Volcano Woman is a supernatural, powerful person in First Nations mythology. She had a son who, like his mother, had supernatural abilities. He often liked to change from his Human form to that of a Frog (Wukus).
Years ago, a Prince and his two friends went fishing. Hungry, they lay their food on leaves. The Wukus (Frog), being mischievous, jumped on their food. Twice the young Prince threw the Frog into the shrubs but on the third time they threw the frog into the fire and killed the innocent creature.
A few nights later, a woman could be heard crying and wailing. “Who has done this, come forward and I will spare your village.” This warning went unheeded for some time until finally a Woman of the Elders went to the village outskirts to see her. Volcano Woman instructed the Woman of the Elders to send forth the three young men and she would spare the village from volcanic destruction. The Woman of the Elders begging for the sake of the Village told of Volcano Woman”s ultimatum – but this warning went unheeded.
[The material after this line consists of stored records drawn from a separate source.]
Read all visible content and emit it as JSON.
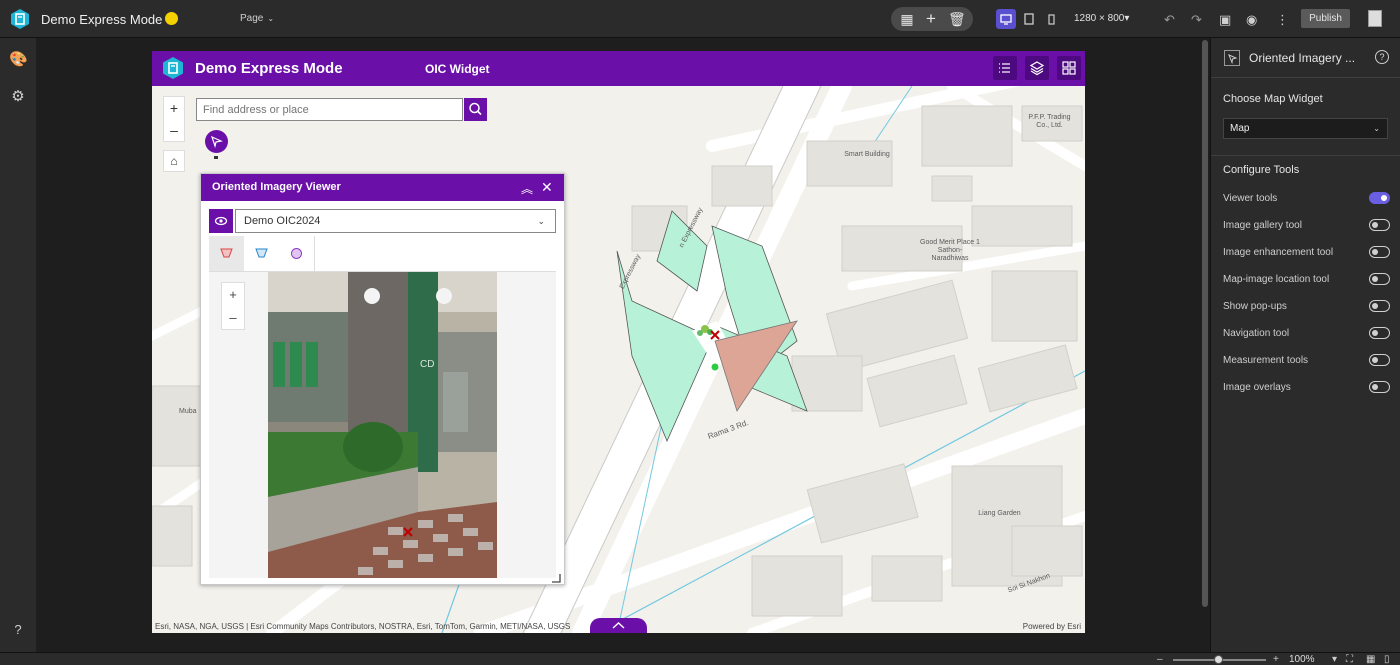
{
  "topbar": {
    "app_title": "Demo Express Mode",
    "page_label": "Page",
    "resolution": "1280 × 800",
    "publish_label": "Publish"
  },
  "app": {
    "title": "Demo Express Mode",
    "widget_title": "OIC Widget",
    "search_placeholder": "Find address or place",
    "attribution": "Esri, NASA, NGA, USGS | Esri Community Maps Contributors, NOSTRA, Esri, TomTom, Garmin, METI/NASA, USGS",
    "powered_by": "Powered by Esri",
    "zoom_in": "+",
    "zoom_out": "–",
    "map_labels": [
      {
        "text": "P.F.P. Trading Co., Ltd."
      },
      {
        "text": "Smart Building"
      },
      {
        "text": "Good Merit Place 1 Sathon-Naradhiwas"
      },
      {
        "text": "Rama 3 Rd."
      },
      {
        "text": "Liang Garden"
      },
      {
        "text": "Soi Si Nakhon"
      },
      {
        "text": "Expressway"
      },
      {
        "text": "n Expressway"
      },
      {
        "text": "Muba"
      }
    ]
  },
  "viewer": {
    "title": "Oriented Imagery Viewer",
    "layer_selected": "Demo OIC2024",
    "zoom_in": "+",
    "zoom_out": "–"
  },
  "right_panel": {
    "title": "Oriented Imagery ...",
    "choose_map_label": "Choose Map Widget",
    "map_selected": "Map",
    "configure_label": "Configure Tools",
    "options": [
      {
        "label": "Viewer tools",
        "on": true
      },
      {
        "label": "Image gallery tool",
        "on": false
      },
      {
        "label": "Image enhancement tool",
        "on": false
      },
      {
        "label": "Map-image location tool",
        "on": false
      },
      {
        "label": "Show pop-ups",
        "on": false
      },
      {
        "label": "Navigation tool",
        "on": false
      },
      {
        "label": "Measurement tools",
        "on": false
      },
      {
        "label": "Image overlays",
        "on": false
      }
    ]
  },
  "statusbar": {
    "zoom_percent": "100%"
  },
  "colors": {
    "brand_purple": "#6a0fa8",
    "toggle_on": "#6a5fe0",
    "footprint_green": "#b7f2d8",
    "footprint_red": "#dca596"
  }
}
On the final night of the village’s existence, Volcano Woman was heard saying, “I asked for those responsible to take heed and now you will know my vengeance.” The Village shook, a Volcano erupted, destroying the village and all who lived there.